App and web page records

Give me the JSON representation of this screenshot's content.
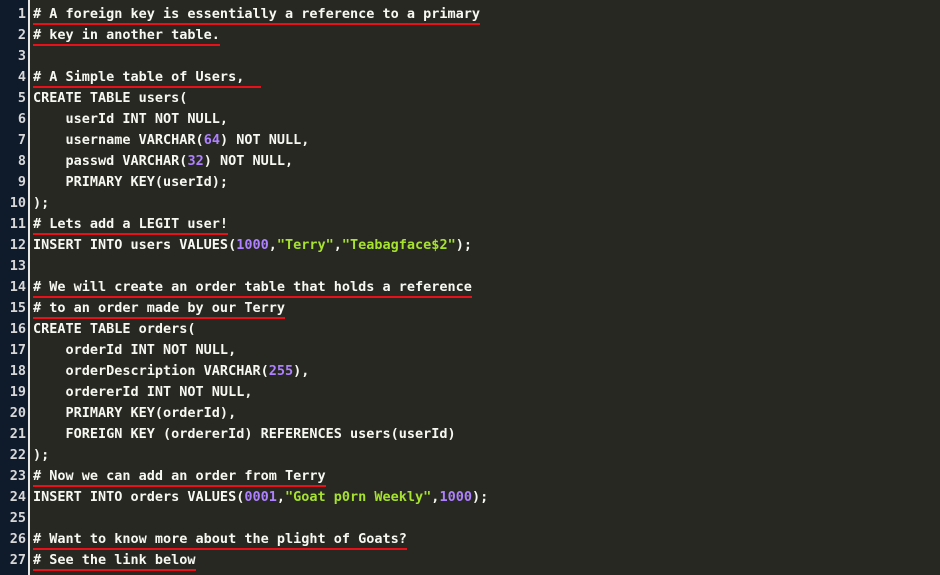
{
  "editor": {
    "colors": {
      "background": "#272822",
      "gutter": "#0f1a2b",
      "text": "#f8f8f2",
      "number": "#ae81ff",
      "string": "#a6e22e",
      "spellcheck_underline": "#e8101a"
    },
    "lines": [
      {
        "n": "1",
        "tokens": [
          {
            "t": "comment",
            "v": "# A foreign key is essentially a reference to a primary"
          }
        ]
      },
      {
        "n": "2",
        "tokens": [
          {
            "t": "comment",
            "v": "# key in another table."
          }
        ]
      },
      {
        "n": "3",
        "tokens": []
      },
      {
        "n": "4",
        "tokens": [
          {
            "t": "comment",
            "v": "# A Simple table of Users,  "
          }
        ]
      },
      {
        "n": "5",
        "tokens": [
          {
            "t": "plain",
            "v": "CREATE TABLE users("
          }
        ]
      },
      {
        "n": "6",
        "tokens": [
          {
            "t": "plain",
            "v": "    userId INT NOT NULL,"
          }
        ]
      },
      {
        "n": "7",
        "tokens": [
          {
            "t": "plain",
            "v": "    username VARCHAR("
          },
          {
            "t": "num",
            "v": "64"
          },
          {
            "t": "plain",
            "v": ") NOT NULL,"
          }
        ]
      },
      {
        "n": "8",
        "tokens": [
          {
            "t": "plain",
            "v": "    passwd VARCHAR("
          },
          {
            "t": "num",
            "v": "32"
          },
          {
            "t": "plain",
            "v": ") NOT NULL,"
          }
        ]
      },
      {
        "n": "9",
        "tokens": [
          {
            "t": "plain",
            "v": "    PRIMARY KEY(userId);"
          }
        ]
      },
      {
        "n": "10",
        "tokens": [
          {
            "t": "plain",
            "v": ");"
          }
        ]
      },
      {
        "n": "11",
        "tokens": [
          {
            "t": "comment",
            "v": "# Lets add a LEGIT user!"
          }
        ]
      },
      {
        "n": "12",
        "tokens": [
          {
            "t": "plain",
            "v": "INSERT INTO users VALUES("
          },
          {
            "t": "num",
            "v": "1000"
          },
          {
            "t": "plain",
            "v": ","
          },
          {
            "t": "str",
            "v": "\"Terry\""
          },
          {
            "t": "plain",
            "v": ","
          },
          {
            "t": "str",
            "v": "\"Teabagface$2\""
          },
          {
            "t": "plain",
            "v": ");"
          }
        ]
      },
      {
        "n": "13",
        "tokens": []
      },
      {
        "n": "14",
        "tokens": [
          {
            "t": "comment",
            "v": "# We will create an order table that holds a reference"
          }
        ]
      },
      {
        "n": "15",
        "tokens": [
          {
            "t": "comment",
            "v": "# to an order made by our Terry"
          }
        ]
      },
      {
        "n": "16",
        "tokens": [
          {
            "t": "plain",
            "v": "CREATE TABLE orders("
          }
        ]
      },
      {
        "n": "17",
        "tokens": [
          {
            "t": "plain",
            "v": "    orderId INT NOT NULL,"
          }
        ]
      },
      {
        "n": "18",
        "tokens": [
          {
            "t": "plain",
            "v": "    orderDescription VARCHAR("
          },
          {
            "t": "num",
            "v": "255"
          },
          {
            "t": "plain",
            "v": "),"
          }
        ]
      },
      {
        "n": "19",
        "tokens": [
          {
            "t": "plain",
            "v": "    ordererId INT NOT NULL,"
          }
        ]
      },
      {
        "n": "20",
        "tokens": [
          {
            "t": "plain",
            "v": "    PRIMARY KEY(orderId),"
          }
        ]
      },
      {
        "n": "21",
        "tokens": [
          {
            "t": "plain",
            "v": "    FOREIGN KEY (ordererId) REFERENCES users(userId)"
          }
        ]
      },
      {
        "n": "22",
        "tokens": [
          {
            "t": "plain",
            "v": ");"
          }
        ]
      },
      {
        "n": "23",
        "tokens": [
          {
            "t": "comment",
            "v": "# Now we can add an order from Terry"
          }
        ]
      },
      {
        "n": "24",
        "tokens": [
          {
            "t": "plain",
            "v": "INSERT INTO orders VALUES("
          },
          {
            "t": "num",
            "v": "0001"
          },
          {
            "t": "plain",
            "v": ","
          },
          {
            "t": "str",
            "v": "\"Goat p0rn Weekly\""
          },
          {
            "t": "plain",
            "v": ","
          },
          {
            "t": "num",
            "v": "1000"
          },
          {
            "t": "plain",
            "v": ");"
          }
        ]
      },
      {
        "n": "25",
        "tokens": []
      },
      {
        "n": "26",
        "tokens": [
          {
            "t": "comment",
            "v": "# Want to know more about the plight of Goats?"
          }
        ]
      },
      {
        "n": "27",
        "tokens": [
          {
            "t": "comment",
            "v": "# See the link below"
          }
        ]
      }
    ]
  }
}
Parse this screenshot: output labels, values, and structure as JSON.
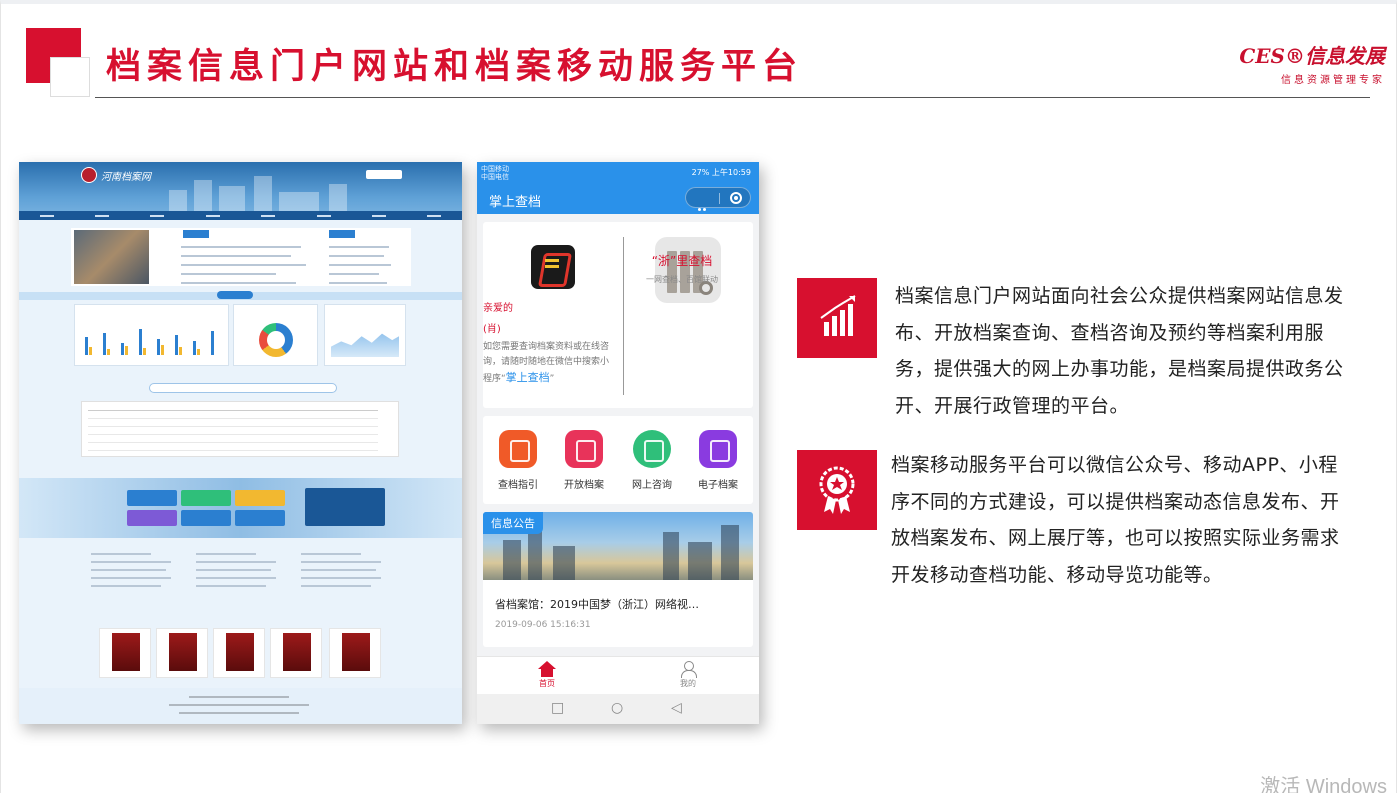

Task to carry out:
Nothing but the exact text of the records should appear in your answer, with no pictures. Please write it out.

Output:
Give me the JSON representation of this screenshot's content.
{
  "editor": {
    "colors": {
      "background": "#272822",
      "gutter": "#0f1a2b",
      "text": "#f8f8f2",
      "number": "#ae81ff",
      "string": "#a6e22e",
      "spellcheck_underline": "#e8101a"
    },
    "lines": [
      {
        "n": "1",
        "tokens": [
          {
            "t": "comment",
            "v": "# A foreign key is essentially a reference to a primary"
          }
        ]
      },
      {
        "n": "2",
        "tokens": [
          {
            "t": "comment",
            "v": "# key in another table."
          }
        ]
      },
      {
        "n": "3",
        "tokens": []
      },
      {
        "n": "4",
        "tokens": [
          {
            "t": "comment",
            "v": "# A Simple table of Users,  "
          }
        ]
      },
      {
        "n": "5",
        "tokens": [
          {
            "t": "plain",
            "v": "CREATE TABLE users("
          }
        ]
      },
      {
        "n": "6",
        "tokens": [
          {
            "t": "plain",
            "v": "    userId INT NOT NULL,"
          }
        ]
      },
      {
        "n": "7",
        "tokens": [
          {
            "t": "plain",
            "v": "    username VARCHAR("
          },
          {
            "t": "num",
            "v": "64"
          },
          {
            "t": "plain",
            "v": ") NOT NULL,"
          }
        ]
      },
      {
        "n": "8",
        "tokens": [
          {
            "t": "plain",
            "v": "    passwd VARCHAR("
          },
          {
            "t": "num",
            "v": "32"
          },
          {
            "t": "plain",
            "v": ") NOT NULL,"
          }
        ]
      },
      {
        "n": "9",
        "tokens": [
          {
            "t": "plain",
            "v": "    PRIMARY KEY(userId);"
          }
        ]
      },
      {
        "n": "10",
        "tokens": [
          {
            "t": "plain",
            "v": ");"
          }
        ]
      },
      {
        "n": "11",
        "tokens": [
          {
            "t": "comment",
            "v": "# Lets add a LEGIT user!"
          }
        ]
      },
      {
        "n": "12",
        "tokens": [
          {
            "t": "plain",
            "v": "INSERT INTO users VALUES("
          },
          {
            "t": "num",
            "v": "1000"
          },
          {
            "t": "plain",
            "v": ","
          },
          {
            "t": "str",
            "v": "\"Terry\""
          },
          {
            "t": "plain",
            "v": ","
          },
          {
            "t": "str",
            "v": "\"Teabagface$2\""
          },
          {
            "t": "plain",
            "v": ");"
          }
        ]
      },
      {
        "n": "13",
        "tokens": []
      },
      {
        "n": "14",
        "tokens": [
          {
            "t": "comment",
            "v": "# We will create an order table that holds a reference"
          }
        ]
      },
      {
        "n": "15",
        "tokens": [
          {
            "t": "comment",
            "v": "# to an order made by our Terry"
          }
        ]
      },
      {
        "n": "16",
        "tokens": [
          {
            "t": "plain",
            "v": "CREATE TABLE orders("
          }
        ]
      },
      {
        "n": "17",
        "tokens": [
          {
            "t": "plain",
            "v": "    orderId INT NOT NULL,"
          }
        ]
      },
      {
        "n": "18",
        "tokens": [
          {
            "t": "plain",
            "v": "    orderDescription VARCHAR("
          },
          {
            "t": "num",
            "v": "255"
          },
          {
            "t": "plain",
            "v": "),"
          }
        ]
      },
      {
        "n": "19",
        "tokens": [
          {
            "t": "plain",
            "v": "    ordererId INT NOT NULL,"
          }
        ]
      },
      {
        "n": "20",
        "tokens": [
          {
            "t": "plain",
            "v": "    PRIMARY KEY(orderId),"
          }
        ]
      },
      {
        "n": "21",
        "tokens": [
          {
            "t": "plain",
            "v": "    FOREIGN KEY (ordererId) REFERENCES users(userId)"
          }
        ]
      },
      {
        "n": "22",
        "tokens": [
          {
            "t": "plain",
            "v": ");"
          }
        ]
      },
      {
        "n": "23",
        "tokens": [
          {
            "t": "comment",
            "v": "# Now we can add an order from Terry"
          }
        ]
      },
      {
        "n": "24",
        "tokens": [
          {
            "t": "plain",
            "v": "INSERT INTO orders VALUES("
          },
          {
            "t": "num",
            "v": "0001"
          },
          {
            "t": "plain",
            "v": ","
          },
          {
            "t": "str",
            "v": "\"Goat p0rn Weekly\""
          },
          {
            "t": "plain",
            "v": ","
          },
          {
            "t": "num",
            "v": "1000"
          },
          {
            "t": "plain",
            "v": ");"
          }
        ]
      },
      {
        "n": "25",
        "tokens": []
      },
      {
        "n": "26",
        "tokens": [
          {
            "t": "comment",
            "v": "# Want to know more about the plight of Goats?"
          }
        ]
      },
      {
        "n": "27",
        "tokens": [
          {
            "t": "comment",
            "v": "# See the link below"
          }
        ]
      }
    ]
  }
}
Parse this screenshot: output labels, values, and structure as JSON.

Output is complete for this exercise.